unlimited and unregulated growth, there has been a severe strain on city resources such as water, sewage systems, and interference with city plans through congestion and littering. Street food vendors are usually unlicensed blocking vehicle and pedestrian traffic (Muinde & Kuria, 2005; Monica, 2011). This raises concern with respect to their potential for serious food poisoning outbreaks and exposure of the sliced fruits to flies, dust and other disease causing agents.

Few studies have been done in this context and especially in determining the hygiene and safety of minimally processed ready-to-eat fruits in Nairobi central ward which also hosts the CBD.

            Justification

Fruits are increasingly becoming important dietaries in Kenya, and are assumed to be safe and healthier for consumption because they are mildly handled. In Nairobi, they are found to be sold in many areas where people operate like in the markets, stalls and side-roads. However, the hygienic preparation and microbial contamination of these products are not well established.

The need for this study arose from lack of information on fruit microbial contamination levels, and food hygiene practices. There is also general lack of knowledge about the microbiological status or the precise epidemiological significance of minimally processed fruits, and therefore was necessary to carry out research in order to highlight the health implications of consuming such ready-to-eat fruits, and recommend any necessary interventions that could be adopted by the relevant bodies or authorities in improvement of hygiene of street vended fruits.

            Research questions

  1. What is the food hygiene knowledge and hygiene practices of the fruit vendors?
    1. What are the hygienic conditions of the fruit preparation and vending environment?
    1. What is the microbial status of minimally processed fruits?

            Hypothesis

Minimally processed fruits sold as street foods are not prepared and vended under hygienic conditions and therefore are a threat of microbial contamination

            Main objective

To assess the hygiene and status of microbial contamination, of minimally processed fruits sold as street foods in Nairobi.

            Specific objectives

  1. To establish food hygiene knowledge and practices of the fruit vendors
  • To determine the hygiene conditions of the fruit preparation and vending environment
    • To determine the microbial status of minimally processed fruits.
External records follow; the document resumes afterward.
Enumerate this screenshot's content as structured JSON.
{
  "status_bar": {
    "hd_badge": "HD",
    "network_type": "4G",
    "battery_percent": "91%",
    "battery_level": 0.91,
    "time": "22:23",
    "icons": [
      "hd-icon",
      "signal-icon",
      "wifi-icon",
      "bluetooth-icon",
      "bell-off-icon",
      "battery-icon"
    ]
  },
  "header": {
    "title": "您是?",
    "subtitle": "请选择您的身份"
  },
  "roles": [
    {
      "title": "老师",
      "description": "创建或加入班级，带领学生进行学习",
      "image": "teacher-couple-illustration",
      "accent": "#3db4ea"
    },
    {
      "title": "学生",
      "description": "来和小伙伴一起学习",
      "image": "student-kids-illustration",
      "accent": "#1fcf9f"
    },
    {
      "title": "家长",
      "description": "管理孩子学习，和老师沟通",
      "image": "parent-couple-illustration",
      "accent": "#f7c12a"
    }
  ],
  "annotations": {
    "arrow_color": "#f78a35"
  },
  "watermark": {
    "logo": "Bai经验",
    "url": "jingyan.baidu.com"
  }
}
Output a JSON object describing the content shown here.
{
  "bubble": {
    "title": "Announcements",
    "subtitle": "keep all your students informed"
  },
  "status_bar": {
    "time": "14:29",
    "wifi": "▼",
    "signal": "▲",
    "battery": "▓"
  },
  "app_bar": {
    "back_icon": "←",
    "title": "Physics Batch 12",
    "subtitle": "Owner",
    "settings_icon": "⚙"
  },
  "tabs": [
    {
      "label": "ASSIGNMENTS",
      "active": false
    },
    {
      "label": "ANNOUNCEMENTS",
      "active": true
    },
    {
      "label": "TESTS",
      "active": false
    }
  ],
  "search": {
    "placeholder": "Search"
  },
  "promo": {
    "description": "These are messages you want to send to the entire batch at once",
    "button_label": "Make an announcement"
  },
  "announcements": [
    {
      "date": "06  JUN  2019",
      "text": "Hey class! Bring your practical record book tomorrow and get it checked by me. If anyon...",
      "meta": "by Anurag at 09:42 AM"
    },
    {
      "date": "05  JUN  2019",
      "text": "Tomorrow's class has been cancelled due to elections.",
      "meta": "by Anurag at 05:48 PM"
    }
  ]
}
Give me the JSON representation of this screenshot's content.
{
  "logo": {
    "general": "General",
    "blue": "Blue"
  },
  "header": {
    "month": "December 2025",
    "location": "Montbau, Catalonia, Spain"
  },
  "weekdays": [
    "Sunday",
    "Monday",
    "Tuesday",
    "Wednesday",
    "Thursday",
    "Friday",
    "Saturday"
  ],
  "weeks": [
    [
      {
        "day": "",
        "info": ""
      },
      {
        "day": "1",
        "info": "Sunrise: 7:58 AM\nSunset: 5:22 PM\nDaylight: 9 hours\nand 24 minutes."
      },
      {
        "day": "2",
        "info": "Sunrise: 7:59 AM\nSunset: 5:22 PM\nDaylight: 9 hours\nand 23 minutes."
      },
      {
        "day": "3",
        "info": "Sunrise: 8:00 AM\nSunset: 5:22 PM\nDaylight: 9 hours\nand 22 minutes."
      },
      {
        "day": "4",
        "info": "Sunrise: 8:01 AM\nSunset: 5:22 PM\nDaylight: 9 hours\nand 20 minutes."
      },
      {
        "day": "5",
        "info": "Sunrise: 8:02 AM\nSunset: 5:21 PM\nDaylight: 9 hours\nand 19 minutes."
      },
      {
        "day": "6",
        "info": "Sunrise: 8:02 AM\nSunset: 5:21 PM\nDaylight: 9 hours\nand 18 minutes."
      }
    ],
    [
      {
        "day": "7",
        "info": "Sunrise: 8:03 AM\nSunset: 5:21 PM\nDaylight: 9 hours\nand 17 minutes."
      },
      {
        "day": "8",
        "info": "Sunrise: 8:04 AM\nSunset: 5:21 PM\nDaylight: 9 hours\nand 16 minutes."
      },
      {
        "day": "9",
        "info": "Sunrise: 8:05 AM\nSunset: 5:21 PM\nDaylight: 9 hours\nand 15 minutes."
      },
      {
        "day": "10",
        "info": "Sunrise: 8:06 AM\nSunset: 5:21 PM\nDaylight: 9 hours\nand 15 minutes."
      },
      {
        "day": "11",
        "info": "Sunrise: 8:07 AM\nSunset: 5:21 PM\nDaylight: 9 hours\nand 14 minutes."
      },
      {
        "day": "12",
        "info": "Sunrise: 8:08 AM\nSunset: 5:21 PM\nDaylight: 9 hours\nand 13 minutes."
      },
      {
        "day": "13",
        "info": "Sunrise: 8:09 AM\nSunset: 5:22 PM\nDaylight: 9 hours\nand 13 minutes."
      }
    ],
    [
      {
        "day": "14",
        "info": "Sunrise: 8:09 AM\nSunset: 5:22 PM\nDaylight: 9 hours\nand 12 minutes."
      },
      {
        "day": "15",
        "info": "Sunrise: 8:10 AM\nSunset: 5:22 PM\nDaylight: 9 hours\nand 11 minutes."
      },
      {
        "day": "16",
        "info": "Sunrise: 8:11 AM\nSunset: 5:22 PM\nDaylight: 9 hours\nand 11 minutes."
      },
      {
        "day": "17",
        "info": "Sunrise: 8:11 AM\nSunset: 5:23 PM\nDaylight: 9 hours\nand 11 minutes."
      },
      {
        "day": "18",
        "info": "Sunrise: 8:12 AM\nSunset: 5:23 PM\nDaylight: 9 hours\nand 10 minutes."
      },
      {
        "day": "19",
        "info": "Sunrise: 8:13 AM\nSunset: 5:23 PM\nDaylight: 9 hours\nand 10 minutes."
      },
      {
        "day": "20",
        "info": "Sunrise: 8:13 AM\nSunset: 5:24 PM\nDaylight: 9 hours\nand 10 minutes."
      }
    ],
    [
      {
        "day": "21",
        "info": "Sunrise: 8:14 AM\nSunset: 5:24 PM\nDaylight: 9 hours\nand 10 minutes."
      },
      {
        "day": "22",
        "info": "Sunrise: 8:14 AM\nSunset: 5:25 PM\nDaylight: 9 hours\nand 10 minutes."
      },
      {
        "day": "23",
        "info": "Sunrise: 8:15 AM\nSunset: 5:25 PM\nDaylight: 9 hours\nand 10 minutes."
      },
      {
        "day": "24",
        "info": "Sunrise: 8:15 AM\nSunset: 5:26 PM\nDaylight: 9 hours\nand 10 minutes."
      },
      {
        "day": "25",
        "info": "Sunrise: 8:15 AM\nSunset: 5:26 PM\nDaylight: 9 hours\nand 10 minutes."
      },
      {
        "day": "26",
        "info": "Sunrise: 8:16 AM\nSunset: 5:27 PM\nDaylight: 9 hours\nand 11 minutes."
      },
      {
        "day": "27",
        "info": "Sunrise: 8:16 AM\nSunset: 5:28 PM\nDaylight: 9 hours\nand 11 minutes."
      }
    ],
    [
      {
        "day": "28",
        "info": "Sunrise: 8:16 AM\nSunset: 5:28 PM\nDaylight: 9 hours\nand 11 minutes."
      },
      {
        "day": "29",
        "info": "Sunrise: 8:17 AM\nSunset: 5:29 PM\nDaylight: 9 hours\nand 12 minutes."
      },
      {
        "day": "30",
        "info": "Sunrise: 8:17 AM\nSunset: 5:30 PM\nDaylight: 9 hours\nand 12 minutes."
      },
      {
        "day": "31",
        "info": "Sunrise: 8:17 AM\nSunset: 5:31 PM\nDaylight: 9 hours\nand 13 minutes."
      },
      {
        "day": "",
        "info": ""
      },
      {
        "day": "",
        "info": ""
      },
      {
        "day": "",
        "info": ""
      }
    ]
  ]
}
            Conceptual framework

Figure 1.1 is a model that elaborates on factors that can affect hygiene and safety of fruits in public places and inter relates the major variables involved in this study. The dependent variable is fruit safety and quality while the independent variables are environmental factors such as hygiene and physical condition of the fruit vending

environment; personal factors such as fruit hygiene knowledge and practice; and physiological factors such as microbial contamination.

Food safety is the assurance that food will not cause harm to the consumer when it is prepared and eaten according to its intended use (WHO/FAO 2012). Food borne illnesses that occur can therefore be as a result of microbial contamination during harvesting, transporting, packaging or distribution and also as a result of poor handling by the workers, or use of dirty equipment. Fruits can easily be contaminated either by the host who in this case could be the food handler or the consumer; microorganisms from production to consumption and the environment which includes factors such as temperature, humidity, air pollution, water etc.